— EXERCISE —
Please set down the entries below once more, exactly.
╔══
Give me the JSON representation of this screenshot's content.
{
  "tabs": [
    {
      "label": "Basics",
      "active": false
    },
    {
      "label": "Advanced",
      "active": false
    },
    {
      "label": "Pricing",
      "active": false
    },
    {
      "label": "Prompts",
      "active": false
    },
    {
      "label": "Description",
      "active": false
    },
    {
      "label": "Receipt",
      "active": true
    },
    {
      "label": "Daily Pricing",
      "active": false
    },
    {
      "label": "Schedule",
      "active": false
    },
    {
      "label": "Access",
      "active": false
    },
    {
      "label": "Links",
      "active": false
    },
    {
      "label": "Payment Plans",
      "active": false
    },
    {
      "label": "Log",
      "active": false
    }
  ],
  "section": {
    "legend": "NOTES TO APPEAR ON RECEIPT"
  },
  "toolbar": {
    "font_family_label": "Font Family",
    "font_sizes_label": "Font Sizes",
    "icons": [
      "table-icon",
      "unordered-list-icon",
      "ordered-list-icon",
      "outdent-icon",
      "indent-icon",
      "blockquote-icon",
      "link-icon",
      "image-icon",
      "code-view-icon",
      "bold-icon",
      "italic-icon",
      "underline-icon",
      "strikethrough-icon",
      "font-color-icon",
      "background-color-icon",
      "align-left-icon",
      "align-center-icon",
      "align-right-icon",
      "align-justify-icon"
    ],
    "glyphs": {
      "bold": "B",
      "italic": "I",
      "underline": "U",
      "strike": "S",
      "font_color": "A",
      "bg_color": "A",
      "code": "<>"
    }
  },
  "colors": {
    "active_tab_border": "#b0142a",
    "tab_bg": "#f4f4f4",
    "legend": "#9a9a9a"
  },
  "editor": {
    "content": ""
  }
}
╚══
— ANSWER BOX —
Give me the JSON representation of this screenshot's content.
{
  "tabs": [
    {
      "label": "Basics",
      "active": false
    },
    {
      "label": "Advanced",
      "active": false
    },
    {
      "label": "Pricing",
      "active": false
    },
    {
      "label": "Prompts",
      "active": false
    },
    {
      "label": "Description",
      "active": false
    },
    {
      "label": "Receipt",
      "active": true
    },
    {
      "label": "Daily Pricing",
      "active": false
    },
    {
      "label": "Schedule",
      "active": false
    },
    {
      "label": "Access",
      "active": false
    },
    {
      "label": "Links",
      "active": false
    },
    {
      "label": "Payment Plans",
      "active": false
    },
    {
      "label": "Log",
      "active": false
    }
  ],
  "section": {
    "legend": "NOTES TO APPEAR ON RECEIPT"
  },
  "toolbar": {
    "font_family_label": "Font Family",
    "font_sizes_label": "Font Sizes",
    "icons": [
      "table-icon",
      "unordered-list-icon",
      "ordered-list-icon",
      "outdent-icon",
      "indent-icon",
      "blockquote-icon",
      "link-icon",
      "image-icon",
      "code-view-icon",
      "bold-icon",
      "italic-icon",
      "underline-icon",
      "strikethrough-icon",
      "font-color-icon",
      "background-color-icon",
      "align-left-icon",
      "align-center-icon",
      "align-right-icon",
      "align-justify-icon"
    ],
    "glyphs": {
      "bold": "B",
      "italic": "I",
      "underline": "U",
      "strike": "S",
      "font_color": "A",
      "bg_color": "A",
      "code": "<>"
    }
  },
  "colors": {
    "active_tab_border": "#b0142a",
    "tab_bg": "#f4f4f4",
    "legend": "#9a9a9a"
  },
  "editor": {
    "content": ""
  }
}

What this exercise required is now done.